(Kortrijk, BEL) - Rich Chinese pigeon fanciers are offering tens of thousands of euros to buy Belgian champions, to the despair of local pigeon-lovers unable to compete in such sky-high auction bids.
Pigeon-breeding is an old Chinese passion, even though long-distance pigeon-racing has never caught on the way it has in northern Europe.
In Belgium, the Netherlands, northern France, and Britain pigeon-racing can take place over distances of over 1,000 kilometres (660 miles) with birds vying to return as quickly as possible to their home roost, their homing instinct allowing them to find the way.
Champion racing pigeons can win large sums in prize money for their owners.
In Belgium, pigeon-fancying had been on the decline in recent years, but the arrival of Chinese aficionados has changed the market's dynamic.
Pigeon racing in China goes back to the Ming dynasty, when they were used as carrier pigeons. Banned during the Cultural Revolution, it made a comeback in the 1970s.
According to Chinese state media, there are about 300,000 people in the country involved in the sport.
In late January, a rich Chinese industrialist Hun Zhen Yu came to Europe and paid 250,000 euros ($328,000) for "Special Blue", a world record for a champion of legend.
The bird's former owner, Pieter Veenstra from Holland, has sold 245 pigeons over the past few years for more than two million euros, according to the specialised Pigeon Paradise (PIPA) website which claims that half its customers are from China.

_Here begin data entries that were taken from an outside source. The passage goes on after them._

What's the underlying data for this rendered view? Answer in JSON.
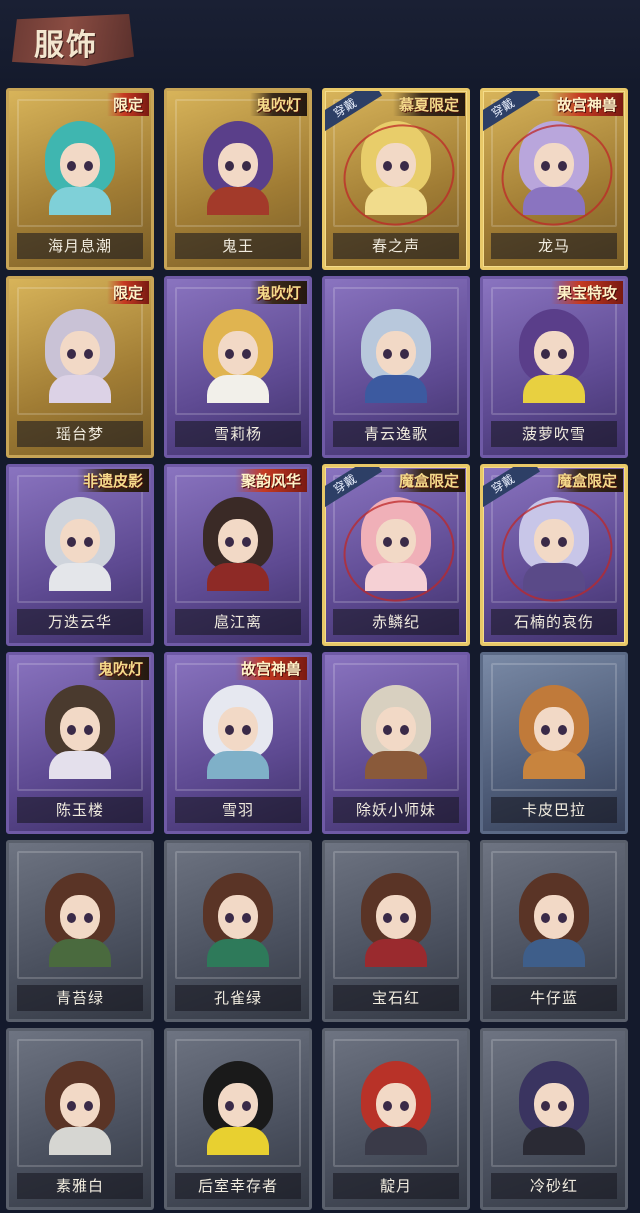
{
  "header": {
    "title": "服饰"
  },
  "tags": {
    "worn": "穿戴"
  },
  "costumes": [
    {
      "name": "海月息潮",
      "frame": "gold",
      "badge": "限定",
      "badge_style": "red",
      "worn": false,
      "hair": "#3fb6b0",
      "outfit": "#7fd0d8"
    },
    {
      "name": "鬼王",
      "frame": "gold",
      "badge": "鬼吹灯",
      "badge_style": "dark",
      "worn": false,
      "hair": "#5a3f8a",
      "outfit": "#a33a2a"
    },
    {
      "name": "春之声",
      "frame": "gold",
      "badge": "慕夏限定",
      "badge_style": "dark",
      "worn": true,
      "hair": "#e8cd6a",
      "outfit": "#f1dc8c"
    },
    {
      "name": "龙马",
      "frame": "gold",
      "badge": "故宫神兽",
      "badge_style": "red",
      "worn": true,
      "hair": "#b9a6dc",
      "outfit": "#8a74c0"
    },
    {
      "name": "瑶台梦",
      "frame": "gold",
      "badge": "限定",
      "badge_style": "red",
      "worn": false,
      "hair": "#c9c2d6",
      "outfit": "#dcd2e6"
    },
    {
      "name": "雪莉杨",
      "frame": "purple",
      "badge": "鬼吹灯",
      "badge_style": "dark",
      "worn": false,
      "hair": "#e0b450",
      "outfit": "#f2f0ea"
    },
    {
      "name": "青云逸歌",
      "frame": "purple",
      "badge": "",
      "badge_style": "",
      "worn": false,
      "hair": "#b8c8dc",
      "outfit": "#3c5aa0"
    },
    {
      "name": "菠萝吹雪",
      "frame": "purple",
      "badge": "果宝特攻",
      "badge_style": "red",
      "worn": false,
      "hair": "#5a3e8a",
      "outfit": "#e8d040"
    },
    {
      "name": "万迭云华",
      "frame": "purple",
      "badge": "非遗皮影",
      "badge_style": "dark",
      "worn": false,
      "hair": "#cfd4dc",
      "outfit": "#e4e6ea"
    },
    {
      "name": "扈江离",
      "frame": "purple",
      "badge": "聚韵风华",
      "badge_style": "red",
      "worn": false,
      "hair": "#3a2a26",
      "outfit": "#8e2a26"
    },
    {
      "name": "赤鳞纪",
      "frame": "purple",
      "badge": "魔盒限定",
      "badge_style": "dark",
      "worn": true,
      "hair": "#f0b0b8",
      "outfit": "#f5d0d4"
    },
    {
      "name": "石楠的哀伤",
      "frame": "purple",
      "badge": "魔盒限定",
      "badge_style": "dark",
      "worn": true,
      "hair": "#c8c6e8",
      "outfit": "#5a4a88"
    },
    {
      "name": "陈玉楼",
      "frame": "purple",
      "badge": "鬼吹灯",
      "badge_style": "dark",
      "worn": false,
      "hair": "#4a3a2e",
      "outfit": "#e4e0ec"
    },
    {
      "name": "雪羽",
      "frame": "purple",
      "badge": "故宫神兽",
      "badge_style": "red",
      "worn": false,
      "hair": "#e6e8f0",
      "outfit": "#7fb0c8"
    },
    {
      "name": "除妖小师妹",
      "frame": "purple",
      "badge": "",
      "badge_style": "",
      "worn": false,
      "hair": "#d8d0c0",
      "outfit": "#8a5a3a"
    },
    {
      "name": "卡皮巴拉",
      "frame": "blue",
      "badge": "",
      "badge_style": "",
      "worn": false,
      "hair": "#c07a3a",
      "outfit": "#c8843e"
    },
    {
      "name": "青苔绿",
      "frame": "gray",
      "badge": "",
      "badge_style": "",
      "worn": false,
      "hair": "#5a3426",
      "outfit": "#4a6a3e"
    },
    {
      "name": "孔雀绿",
      "frame": "gray",
      "badge": "",
      "badge_style": "",
      "worn": false,
      "hair": "#5a3426",
      "outfit": "#2e7a5a"
    },
    {
      "name": "宝石红",
      "frame": "gray",
      "badge": "",
      "badge_style": "",
      "worn": false,
      "hair": "#5a3426",
      "outfit": "#9a2a2e"
    },
    {
      "name": "牛仔蓝",
      "frame": "gray",
      "badge": "",
      "badge_style": "",
      "worn": false,
      "hair": "#5a3426",
      "outfit": "#3e5e8a"
    },
    {
      "name": "素雅白",
      "frame": "gray",
      "badge": "",
      "badge_style": "",
      "worn": false,
      "hair": "#5a3426",
      "outfit": "#d6d6d2"
    },
    {
      "name": "后室幸存者",
      "frame": "gray",
      "badge": "",
      "badge_style": "",
      "worn": false,
      "hair": "#1a1a1a",
      "outfit": "#e8d030"
    },
    {
      "name": "靛月",
      "frame": "gray",
      "badge": "",
      "badge_style": "",
      "worn": false,
      "hair": "#b83228",
      "outfit": "#3a3a48"
    },
    {
      "name": "冷砂红",
      "frame": "gray",
      "badge": "",
      "badge_style": "",
      "worn": false,
      "hair": "#3a3460",
      "outfit": "#2a2a34"
    }
  ]
}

Rich Chinese fanciers will pay very large amounts "if the pigeon has won several prizes and is of good lineage," said Nikolaas Gyselbrecht, the head of PIPA, speaking on the sidelines of the second world pigeon fair in Kortrijk, Belgium.

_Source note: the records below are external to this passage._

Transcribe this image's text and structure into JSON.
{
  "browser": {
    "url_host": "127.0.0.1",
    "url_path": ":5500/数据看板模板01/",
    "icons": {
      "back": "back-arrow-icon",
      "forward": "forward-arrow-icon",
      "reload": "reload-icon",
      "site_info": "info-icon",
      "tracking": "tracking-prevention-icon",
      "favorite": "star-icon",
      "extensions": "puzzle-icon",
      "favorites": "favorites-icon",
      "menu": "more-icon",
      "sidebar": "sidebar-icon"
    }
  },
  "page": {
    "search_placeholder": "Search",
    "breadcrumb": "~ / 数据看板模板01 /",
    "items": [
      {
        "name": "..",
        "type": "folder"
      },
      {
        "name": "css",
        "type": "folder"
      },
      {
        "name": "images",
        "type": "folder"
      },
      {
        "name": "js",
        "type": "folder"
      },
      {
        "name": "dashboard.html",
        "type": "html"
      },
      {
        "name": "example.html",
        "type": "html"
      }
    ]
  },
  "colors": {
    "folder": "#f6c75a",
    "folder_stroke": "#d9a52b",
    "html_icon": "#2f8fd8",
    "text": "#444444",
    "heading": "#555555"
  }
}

"I think Belgium is the kingdom of homing pigeons," said one of the fair's visitors, Johnson Kiang from Taiwan.
But not everyone is pleased by the Chinese invasion.
"I find it too expensive. 200,000 euros, that's not a normal price," said Marcel Candenir, who travelled to the fair from Lille in northern France.
"It's daft, it's killing the sport, how do you expect a young person to start out?" asked fellow Frenchman Gilles Vanneuville.
Willy Anquinet, a 75-year-old from the village of Gooik, near Brussels, fell victim to this new golden goose-like craze.
In early February, one of his champions -- the "Black" -- was stolen from his pigeon loft.
"I'd been offered 15,000 euros (19,600 dollars), but I wanted 20,000 so that I could buy a new car," he said.
A few days after a visit by would-be customers, "the lock to the pigeon loft was broken".
"They stole "Black" and tried to take another, but just broke its wing," he said, saddened by the loss both of his champion, and by the injury that will force the second bird to retire from competition.
Marc De Cock, who owns 600 pigeons in Temse, northern Belgium, has invested in a top-of-the-range secure lock-up for his birds, some of which are worth 100,000 euros.
They are watched by 15 video cameras, have their own shower and solarium, a sort of sauna for pigeons, and are treated like top sport champions.
De Cock is looking to sell many of his birds to Asian clients.
"The Chinese attach a lot of importance to prestige. Even if they don't want to breed them, or race them, they want to buy a luxury pigeon much like an art collector would like to buy a Rubens or a Rembrandt," said De Cock who remains very discreet about his earnings.